## Instructions to follow:
Copy out each line of the material in which the word "title" can be found.

(Source data)

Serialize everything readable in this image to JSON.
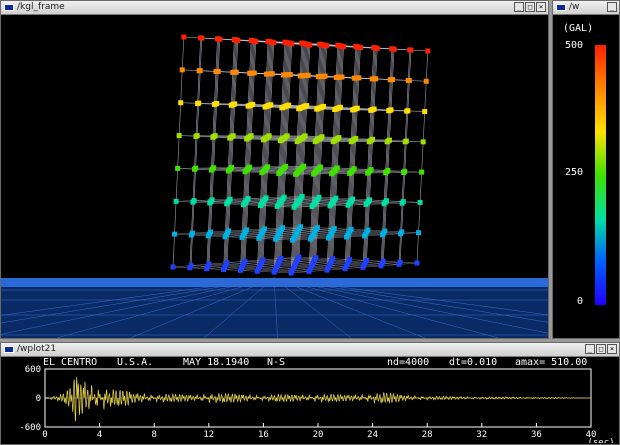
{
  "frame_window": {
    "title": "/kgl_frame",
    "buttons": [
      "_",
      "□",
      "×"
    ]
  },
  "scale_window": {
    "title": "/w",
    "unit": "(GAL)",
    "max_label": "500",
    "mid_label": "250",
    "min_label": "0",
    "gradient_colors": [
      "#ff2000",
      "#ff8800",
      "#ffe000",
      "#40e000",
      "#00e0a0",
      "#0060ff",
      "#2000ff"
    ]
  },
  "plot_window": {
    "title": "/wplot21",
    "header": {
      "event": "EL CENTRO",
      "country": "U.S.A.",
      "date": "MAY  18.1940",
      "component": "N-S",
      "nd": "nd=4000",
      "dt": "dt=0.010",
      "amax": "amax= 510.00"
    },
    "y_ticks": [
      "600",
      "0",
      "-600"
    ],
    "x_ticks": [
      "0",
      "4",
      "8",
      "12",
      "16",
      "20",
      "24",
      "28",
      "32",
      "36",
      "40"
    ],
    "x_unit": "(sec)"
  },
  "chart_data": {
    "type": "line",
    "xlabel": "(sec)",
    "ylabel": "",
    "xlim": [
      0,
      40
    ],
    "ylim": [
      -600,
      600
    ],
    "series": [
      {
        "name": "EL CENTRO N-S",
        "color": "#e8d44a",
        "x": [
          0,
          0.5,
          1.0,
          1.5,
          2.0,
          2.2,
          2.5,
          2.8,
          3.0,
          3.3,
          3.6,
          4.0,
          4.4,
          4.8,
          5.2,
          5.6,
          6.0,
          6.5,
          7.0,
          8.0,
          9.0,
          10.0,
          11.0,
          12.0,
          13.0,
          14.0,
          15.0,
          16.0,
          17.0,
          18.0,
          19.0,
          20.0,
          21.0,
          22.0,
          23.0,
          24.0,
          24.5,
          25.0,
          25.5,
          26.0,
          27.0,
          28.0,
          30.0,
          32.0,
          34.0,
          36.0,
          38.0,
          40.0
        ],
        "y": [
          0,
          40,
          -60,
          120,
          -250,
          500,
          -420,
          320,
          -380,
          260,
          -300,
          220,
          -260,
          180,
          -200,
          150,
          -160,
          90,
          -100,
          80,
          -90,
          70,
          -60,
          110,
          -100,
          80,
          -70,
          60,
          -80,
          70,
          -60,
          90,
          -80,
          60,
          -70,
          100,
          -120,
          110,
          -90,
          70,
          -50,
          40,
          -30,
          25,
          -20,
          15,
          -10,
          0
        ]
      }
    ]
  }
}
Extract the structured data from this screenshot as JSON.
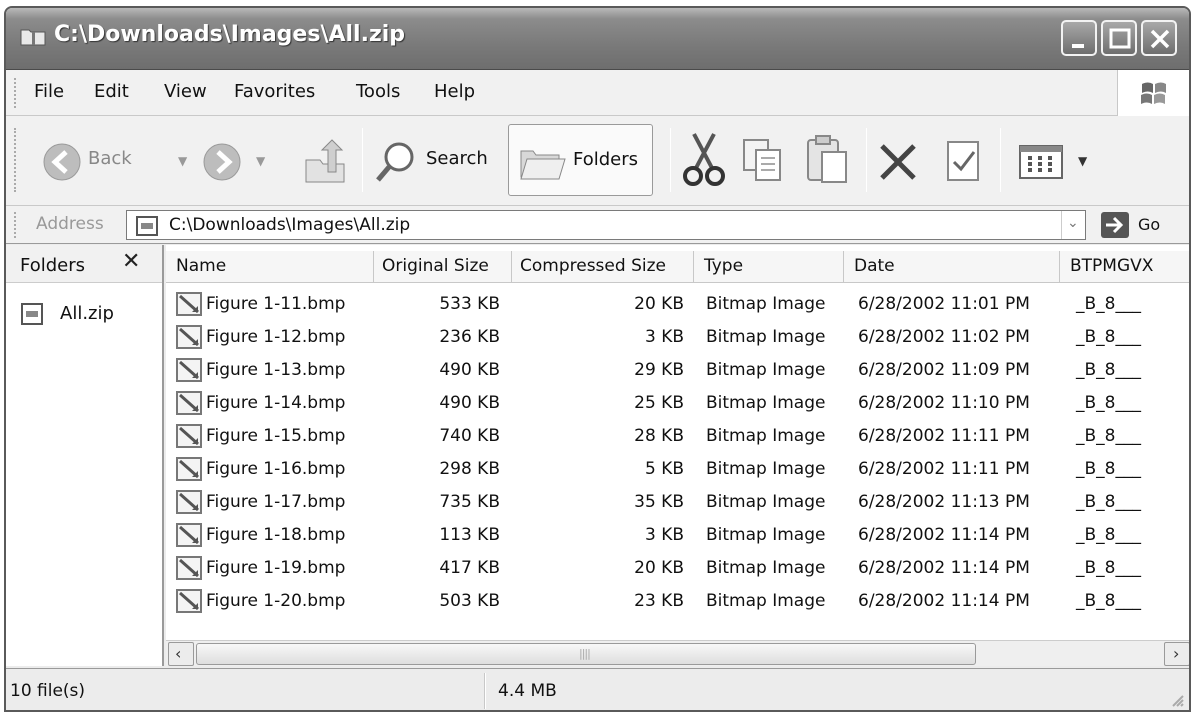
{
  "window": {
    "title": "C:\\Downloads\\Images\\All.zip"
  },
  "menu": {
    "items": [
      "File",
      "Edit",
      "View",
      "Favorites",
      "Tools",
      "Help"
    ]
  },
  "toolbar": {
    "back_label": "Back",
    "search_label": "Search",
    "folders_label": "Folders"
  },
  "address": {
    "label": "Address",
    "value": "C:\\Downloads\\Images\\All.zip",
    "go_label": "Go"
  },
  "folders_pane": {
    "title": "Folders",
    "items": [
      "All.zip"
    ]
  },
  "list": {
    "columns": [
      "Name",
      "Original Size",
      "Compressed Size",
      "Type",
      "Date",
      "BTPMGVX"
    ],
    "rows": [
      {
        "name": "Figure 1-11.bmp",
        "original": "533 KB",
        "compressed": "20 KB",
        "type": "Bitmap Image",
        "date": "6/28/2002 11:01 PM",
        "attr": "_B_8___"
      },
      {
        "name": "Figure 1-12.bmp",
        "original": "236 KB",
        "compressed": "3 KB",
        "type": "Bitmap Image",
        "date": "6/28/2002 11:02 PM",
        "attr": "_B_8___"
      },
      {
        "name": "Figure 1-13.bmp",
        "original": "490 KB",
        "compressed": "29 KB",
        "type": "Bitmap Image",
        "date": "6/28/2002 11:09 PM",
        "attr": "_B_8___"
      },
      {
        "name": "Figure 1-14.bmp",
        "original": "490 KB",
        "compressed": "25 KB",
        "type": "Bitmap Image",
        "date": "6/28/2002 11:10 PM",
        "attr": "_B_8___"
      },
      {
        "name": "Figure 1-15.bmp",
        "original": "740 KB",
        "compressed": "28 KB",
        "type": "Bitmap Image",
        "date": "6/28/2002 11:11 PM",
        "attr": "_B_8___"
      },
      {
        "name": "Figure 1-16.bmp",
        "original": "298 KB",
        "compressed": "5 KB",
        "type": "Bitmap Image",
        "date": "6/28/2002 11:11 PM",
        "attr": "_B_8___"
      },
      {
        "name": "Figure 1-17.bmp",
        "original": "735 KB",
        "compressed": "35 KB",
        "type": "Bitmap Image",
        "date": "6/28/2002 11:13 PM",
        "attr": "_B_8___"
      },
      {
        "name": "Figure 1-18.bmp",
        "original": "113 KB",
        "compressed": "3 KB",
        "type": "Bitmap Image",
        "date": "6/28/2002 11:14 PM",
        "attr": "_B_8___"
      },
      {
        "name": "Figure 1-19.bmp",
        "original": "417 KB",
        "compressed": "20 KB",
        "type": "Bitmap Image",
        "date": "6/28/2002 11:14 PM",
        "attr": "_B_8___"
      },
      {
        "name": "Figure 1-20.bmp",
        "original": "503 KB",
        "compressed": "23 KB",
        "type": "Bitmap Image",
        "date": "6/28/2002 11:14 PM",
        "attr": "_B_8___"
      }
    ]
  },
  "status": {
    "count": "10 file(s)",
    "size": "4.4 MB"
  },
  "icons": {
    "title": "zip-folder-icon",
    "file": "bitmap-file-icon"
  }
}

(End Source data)

## Worked solution:
    "title": "/kgl_frame",
    "title": "/w",
    "title": "/wplot21",
    "title": "C:\\Downloads\\Images\\All.zip"
    "title": "Folders",
    "title": "zip-folder-icon",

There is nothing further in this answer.